The article referred to the Government privatisation of the operation of the National Lottery four years ago, when it awarded a 20-year licence to Premier Lotteries Ireland (PLI), whose shareholders are Ontario Teachers’ Pension Plan, An Post and An Post Pension Funds. As custodians of this much-loved national institution, our focus is on growing the National Lottery, so the Government will have a healthy National Lottery at the end of the licence period in 16 years.

The article ignores the fact that the €405 million the Government was paid by PLI for the licence has gone to support important Irish infrastructural projects. €210 million is going towards the cost of building the new National Children’s Hospital, which will benefit Irish children for generations to come.

Since the National Lottery was established in 1987 more than €5.3 billion has been raised for good causes. Annual contributions did dip after 2011 due to the economic recession and the fact that sales decreased in the downturn. But since 2015, sales have been back on an upward curve and our contribution to good causes is also growing. Last year we raised €226 million for good causes, which is approximately €620,000 a day.

We are working hard to raise awareness of good causes and to educate our players about where the money goes. This year we launched the first National Lottery Good Causes Awards to honour the inspiring work that is being done around Ireland in the areas of health, sport, youth, community, arts, culture, heritage and the Irish language thanks to funding good causes. We had 530 entries and look forward to the awards finals which will take place in early November 2018.
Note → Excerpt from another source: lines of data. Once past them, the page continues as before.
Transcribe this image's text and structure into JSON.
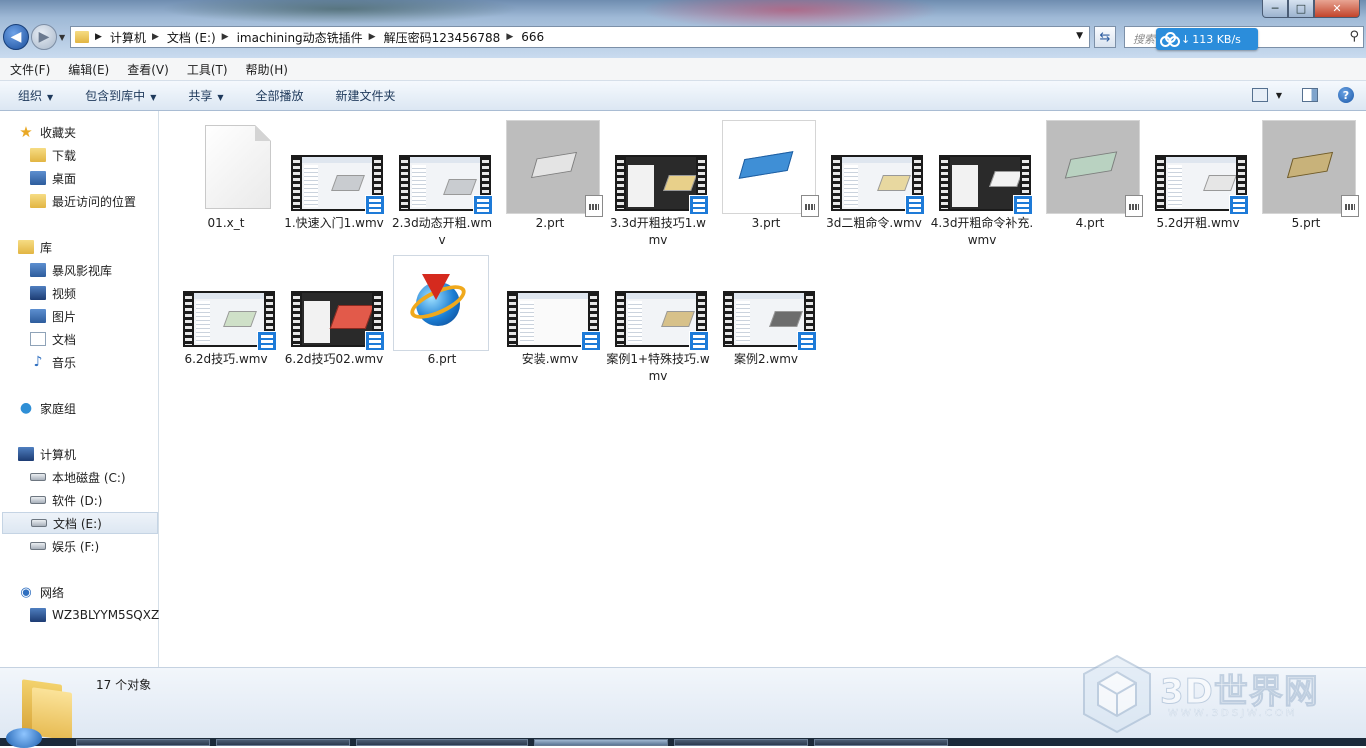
{
  "window": {
    "controls": {
      "minimize": "─",
      "maximize": "□",
      "close": "✕"
    }
  },
  "address_bar": {
    "crumbs": [
      "计算机",
      "文档 (E:)",
      "imachining动态铣插件",
      "解压密码123456788",
      "666"
    ],
    "search_placeholder": "搜索 666"
  },
  "download_badge": {
    "speed": "113 KB/s",
    "icon": "baidu-cloud-icon"
  },
  "menu": [
    "文件(F)",
    "编辑(E)",
    "查看(V)",
    "工具(T)",
    "帮助(H)"
  ],
  "toolbar": {
    "organize": "组织",
    "include_library": "包含到库中",
    "share": "共享",
    "play_all": "全部播放",
    "new_folder": "新建文件夹",
    "help": "?"
  },
  "nav": {
    "favorites": "收藏夹",
    "downloads": "下载",
    "desktop": "桌面",
    "recent": "最近访问的位置",
    "libraries": "库",
    "storm": "暴风影视库",
    "videos": "视频",
    "pictures": "图片",
    "documents": "文档",
    "music": "音乐",
    "homegroup": "家庭组",
    "computer": "计算机",
    "drive_c": "本地磁盘 (C:)",
    "drive_d": "软件 (D:)",
    "drive_e": "文档 (E:)",
    "drive_f": "娱乐 (F:)",
    "network": "网络",
    "pc_name": "WZ3BLYYM5SQXZ"
  },
  "files": [
    {
      "name": "01.x_t",
      "kind": "doc"
    },
    {
      "name": "1.快速入门1.wmv",
      "kind": "video"
    },
    {
      "name": "2.3d动态开粗.wmv",
      "kind": "video"
    },
    {
      "name": "2.prt",
      "kind": "prt"
    },
    {
      "name": "3.3d开粗技巧1.wmv",
      "kind": "video"
    },
    {
      "name": "3.prt",
      "kind": "prt"
    },
    {
      "name": "3d二粗命令.wmv",
      "kind": "video"
    },
    {
      "name": "4.3d开粗命令补充.wmv",
      "kind": "video"
    },
    {
      "name": "4.prt",
      "kind": "prt"
    },
    {
      "name": "5.2d开粗.wmv",
      "kind": "video"
    },
    {
      "name": "5.prt",
      "kind": "prt"
    },
    {
      "name": "6.2d技巧.wmv",
      "kind": "video"
    },
    {
      "name": "6.2d技巧02.wmv",
      "kind": "video"
    },
    {
      "name": "6.prt",
      "kind": "app"
    },
    {
      "name": "安装.wmv",
      "kind": "video"
    },
    {
      "name": "案例1+特殊技巧.wmv",
      "kind": "video"
    },
    {
      "name": "案例2.wmv",
      "kind": "video"
    }
  ],
  "status": {
    "count": "17 个对象"
  },
  "watermark": {
    "text": "3D世界网",
    "url": "WWW.3DSJW.COM"
  },
  "colors": {
    "prt_part_2": "#e4e4e4",
    "prt_part_3": "#3f8fd6",
    "prt_part_4": "#b9d2c1",
    "prt_part_5": "#c8b27a",
    "video_badge": "#1e7bd8"
  }
}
We are proud of our achievements and work diligently to protect the reputation of the National Lottery. The biggest threat to the National Lottery currently is unregulated, off-shore, bet-on-lottery operators. There are currently 15 such operators active on the Irish market using a remote bookmaker’s licence. They do not operate the same strict responsible play controls we do (we want lots of people to play our games – but to spend within their means and to play responsibly and for fun) and they do not give back substantially to good causes.

We are urging the Government to ban these operators from being able to take bets on our games before they start to impact on the people’s National Lottery, such as happened in Australia and the UK.

If we all care about the National Lottery and its commitment to good causes, it is threats like these that we really need to take notice of. – Yours, etc,


Chief Executive,

Premier Lotteries

Ireland DAC,

Abbey Street,

Dublin 1.